Dataset records below:

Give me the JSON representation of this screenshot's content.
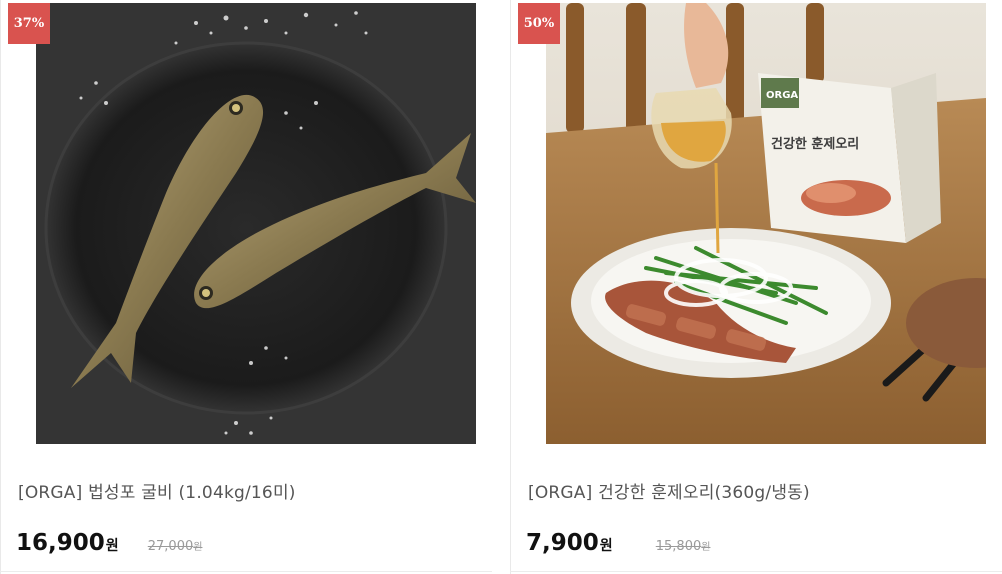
{
  "products": [
    {
      "discount": "37%",
      "image_subject": "dried yellow croaker fish on black plate with coarse salt",
      "title": "[ORGA] 법성포 굴비 (1.04kg/16미)",
      "price": "16,900",
      "price_unit": "원",
      "original_price": "27,000",
      "original_unit": "원"
    },
    {
      "discount": "50%",
      "image_subject": "sliced smoked duck with green onion salad, sauce being poured, product box behind",
      "title": "[ORGA] 건강한 훈제오리(360g/냉동)",
      "price": "7,900",
      "price_unit": "원",
      "original_price": "15,800",
      "original_unit": "원",
      "box_brand": "ORGA",
      "box_title": "건강한 훈제오리"
    }
  ],
  "colors": {
    "badge": "#d9534f",
    "title_text": "#555555",
    "price_text": "#111111",
    "original_price_text": "#9a9a9a"
  }
}
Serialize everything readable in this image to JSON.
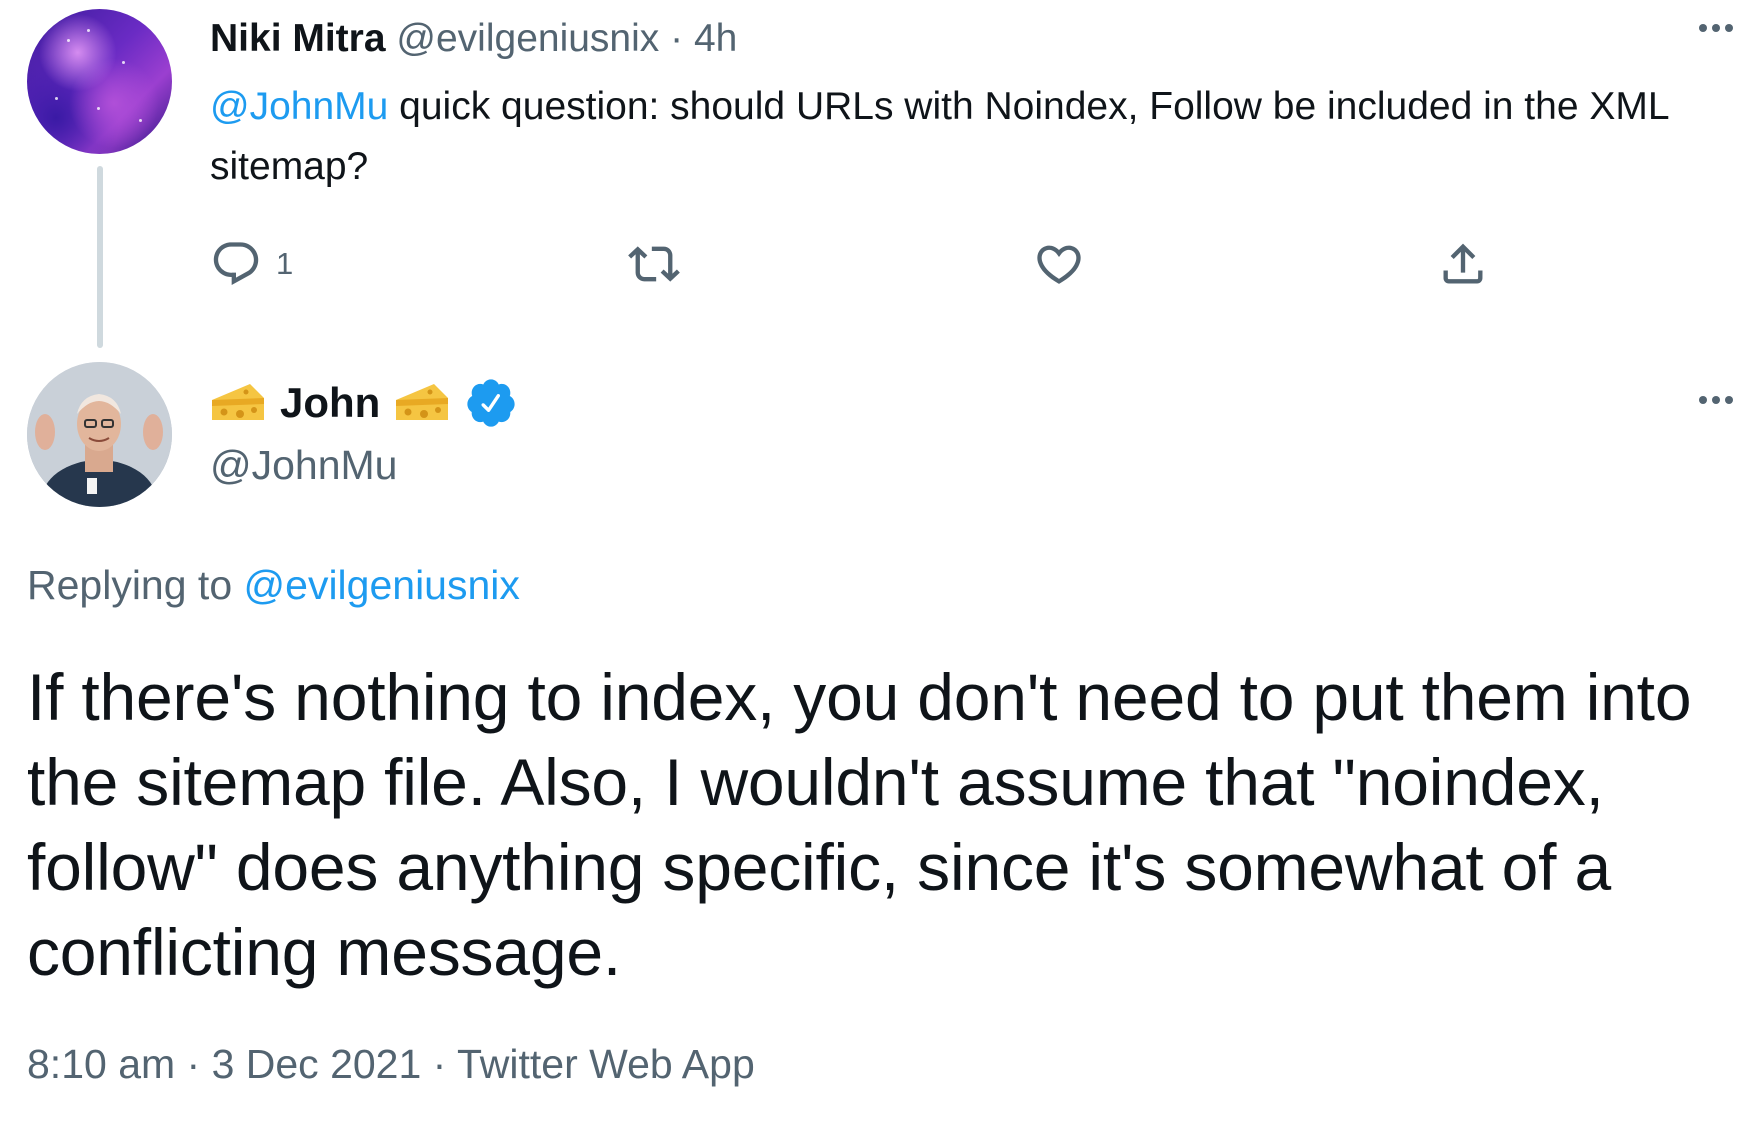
{
  "tweet1": {
    "name": "Niki Mitra",
    "handle": "@evilgeniusnix",
    "separator": "·",
    "time": "4h",
    "mention": "@JohnMu",
    "text": " quick question: should URLs with Noindex, Follow be included in the XML sitemap?",
    "reply_count": "1",
    "icons": [
      "reply-icon",
      "retweet-icon",
      "like-icon",
      "share-icon",
      "more-icon"
    ]
  },
  "tweet2": {
    "name": "John",
    "handle": "@JohnMu",
    "verified": true,
    "replying_prefix": "Replying to ",
    "replying_handle": "@evilgeniusnix",
    "text": "If there's nothing to index, you don't need to put them into the sitemap file. Also, I wouldn't assume that \"noindex, follow\" does anything specific, since it's somewhat of a conflicting message.",
    "meta": "8:10 am · 3 Dec 2021 · Twitter Web App",
    "icons": [
      "cheese-icon",
      "verified-badge-icon",
      "more-icon"
    ]
  },
  "colors": {
    "link": "#1d9bf0",
    "muted": "#536471",
    "text": "#0f1419",
    "thread_line": "#cfd9de"
  }
}
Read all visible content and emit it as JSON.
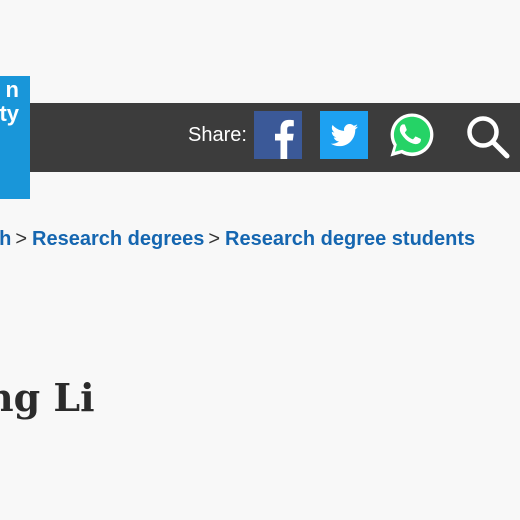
{
  "logo": {
    "lines": [
      "n",
      "ty"
    ],
    "color": "#1996d9"
  },
  "header": {
    "background": "#3c3c3c",
    "share_label": "Share:",
    "social": [
      {
        "name": "facebook",
        "icon": "facebook-icon",
        "color": "#3b5998"
      },
      {
        "name": "twitter",
        "icon": "twitter-icon",
        "color": "#1da1f2"
      },
      {
        "name": "whatsapp",
        "icon": "whatsapp-icon",
        "color": "#25d366"
      }
    ],
    "search_icon": "search-icon"
  },
  "breadcrumb": {
    "items": [
      "ch",
      "Research degrees",
      "Research degree students"
    ],
    "separator": ">",
    "link_color": "#1566b0"
  },
  "page": {
    "title": "ng Li"
  }
}
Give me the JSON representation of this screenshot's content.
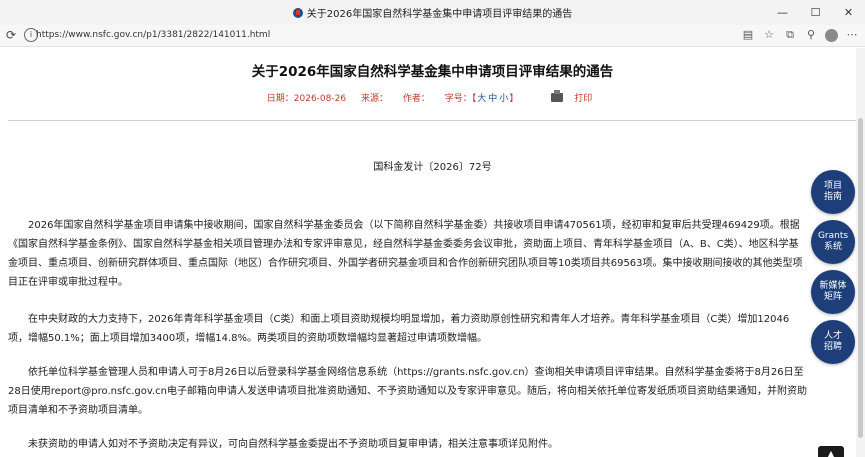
{
  "window": {
    "title": "关于2026年国家自然科学基金集中申请项目评审结果的通告",
    "minimize": "—",
    "maximize": "☐",
    "close": "✕"
  },
  "address_bar": {
    "url": "https://www.nsfc.gov.cn/p1/3381/2822/141011.html",
    "icons": [
      "reload-icon",
      "info-icon",
      "reader-icon",
      "favorite-icon",
      "extensions-icon",
      "collections-icon",
      "profile-icon",
      "more-icon"
    ]
  },
  "article": {
    "title": "关于2026年国家自然科学基金集中申请项目评审结果的通告",
    "date_label": "日期：2026-08-26",
    "source_label": "来源：",
    "author_label": "作者：",
    "font_size_label": "字号：【",
    "size_large": "大",
    "size_medium": "中",
    "size_small": "小",
    "font_size_close": "】",
    "print_label": "打印",
    "doc_number": "国科金发计〔2026〕72号",
    "paragraphs": [
      "2026年国家自然科学基金项目申请集中接收期间，国家自然科学基金委员会（以下简称自然科学基金委）共接收项目申请470561项，经初审和复审后共受理469429项。根据《国家自然科学基金条例》、国家自然科学基金相关项目管理办法和专家评审意见，经自然科学基金委委务会议审批，资助面上项目、青年科学基金项目（A、B、C类）、地区科学基金项目、重点项目、创新研究群体项目、重点国际（地区）合作研究项目、外国学者研究基金项目和合作创新研究团队项目等10类项目共69563项。集中接收期间接收的其他类型项目正在评审或审批过程中。",
      "在中央财政的大力支持下，2026年青年科学基金项目（C类）和面上项目资助规模均明显增加，着力资助原创性研究和青年人才培养。青年科学基金项目（C类）增加12046项，增幅50.1%；面上项目增加3400项，增幅14.8%。两类项目的资助项数增幅均显著超过申请项数增幅。",
      "依托单位科学基金管理人员和申请人可于8月26日以后登录科学基金网络信息系统（https://grants.nsfc.gov.cn）查询相关申请项目评审结果。自然科学基金委将于8月26日至28日使用report@pro.nsfc.gov.cn电子邮箱向申请人发送申请项目批准资助通知、不予资助通知以及专家评审意见。随后，将向相关依托单位寄发纸质项目资助结果通知，并附资助项目清单和不予资助项目清单。",
      "未获资助的申请人如对不予资助决定有异议，可向自然科学基金委提出不予资助项目复审申请，相关注意事项详见附件。"
    ]
  },
  "float_buttons": [
    {
      "label": "项目\n指南"
    },
    {
      "label": "Grants\n系统"
    },
    {
      "label": "新媒体\n矩阵"
    },
    {
      "label": "人才\n招聘"
    }
  ],
  "colors": {
    "meta_red": "#c0392b",
    "link_blue": "#1a4fa0",
    "float_button_navy": "#1d3e78"
  }
}
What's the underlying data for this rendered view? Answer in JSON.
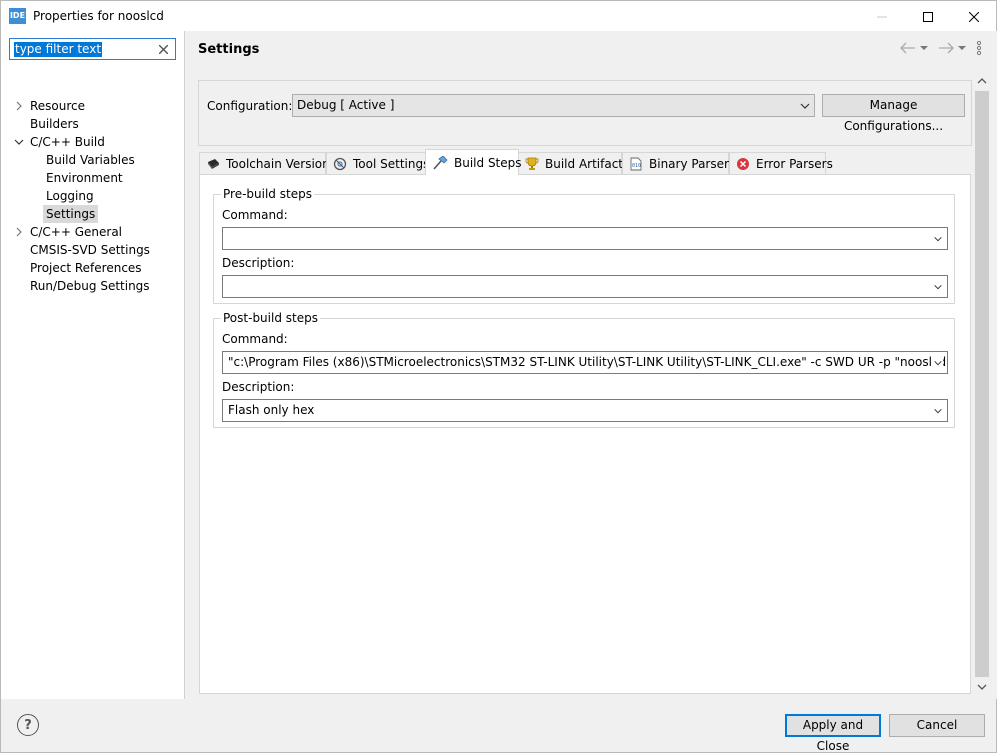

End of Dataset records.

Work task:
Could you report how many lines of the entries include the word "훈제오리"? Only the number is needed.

Exercise solution:
2